(Collected data entries)
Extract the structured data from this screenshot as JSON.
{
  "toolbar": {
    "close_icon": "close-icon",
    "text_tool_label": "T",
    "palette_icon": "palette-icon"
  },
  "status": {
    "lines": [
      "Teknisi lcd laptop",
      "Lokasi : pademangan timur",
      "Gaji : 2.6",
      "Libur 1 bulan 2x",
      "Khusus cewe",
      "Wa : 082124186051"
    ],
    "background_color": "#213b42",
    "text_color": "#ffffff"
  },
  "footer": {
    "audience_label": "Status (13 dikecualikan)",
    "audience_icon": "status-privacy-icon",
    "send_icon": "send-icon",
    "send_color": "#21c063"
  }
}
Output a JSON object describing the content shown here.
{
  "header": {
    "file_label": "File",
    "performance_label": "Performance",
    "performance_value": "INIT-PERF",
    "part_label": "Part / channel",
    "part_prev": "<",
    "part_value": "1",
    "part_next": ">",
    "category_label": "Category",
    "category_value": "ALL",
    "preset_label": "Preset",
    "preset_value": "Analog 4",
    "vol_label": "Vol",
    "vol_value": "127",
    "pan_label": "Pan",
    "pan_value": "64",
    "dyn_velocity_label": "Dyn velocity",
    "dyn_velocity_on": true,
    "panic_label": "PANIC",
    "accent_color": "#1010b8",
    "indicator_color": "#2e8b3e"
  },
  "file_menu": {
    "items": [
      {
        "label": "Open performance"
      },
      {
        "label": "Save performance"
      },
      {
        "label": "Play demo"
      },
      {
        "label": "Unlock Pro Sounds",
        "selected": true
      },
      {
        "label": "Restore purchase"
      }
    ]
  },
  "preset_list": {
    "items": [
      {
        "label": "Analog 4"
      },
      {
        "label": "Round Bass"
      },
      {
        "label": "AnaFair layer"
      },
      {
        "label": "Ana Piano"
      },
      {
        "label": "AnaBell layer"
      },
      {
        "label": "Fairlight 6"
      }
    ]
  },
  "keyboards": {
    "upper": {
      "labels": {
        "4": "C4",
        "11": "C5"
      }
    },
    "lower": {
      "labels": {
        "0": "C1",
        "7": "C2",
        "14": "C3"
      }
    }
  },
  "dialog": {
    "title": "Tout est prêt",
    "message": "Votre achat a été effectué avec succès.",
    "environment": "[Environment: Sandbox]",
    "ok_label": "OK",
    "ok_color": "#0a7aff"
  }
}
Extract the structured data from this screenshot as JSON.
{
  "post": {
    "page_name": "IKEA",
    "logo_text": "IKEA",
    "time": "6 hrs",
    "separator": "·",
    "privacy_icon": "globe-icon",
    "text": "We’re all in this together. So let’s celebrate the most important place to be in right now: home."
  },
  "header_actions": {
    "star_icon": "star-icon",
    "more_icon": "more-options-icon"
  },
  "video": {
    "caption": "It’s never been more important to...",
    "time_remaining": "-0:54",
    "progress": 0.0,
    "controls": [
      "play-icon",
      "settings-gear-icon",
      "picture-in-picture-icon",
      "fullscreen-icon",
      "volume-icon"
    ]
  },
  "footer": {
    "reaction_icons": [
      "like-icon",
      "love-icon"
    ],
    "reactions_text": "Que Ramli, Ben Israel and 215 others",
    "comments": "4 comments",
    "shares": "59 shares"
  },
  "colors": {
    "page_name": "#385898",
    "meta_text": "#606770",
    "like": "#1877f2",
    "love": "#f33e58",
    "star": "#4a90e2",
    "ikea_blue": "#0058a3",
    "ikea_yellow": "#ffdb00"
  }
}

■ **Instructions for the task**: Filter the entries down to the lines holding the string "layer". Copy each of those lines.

■ **Exercise result**:
        "label": "AnaFair layer"
        "label": "AnaBell layer"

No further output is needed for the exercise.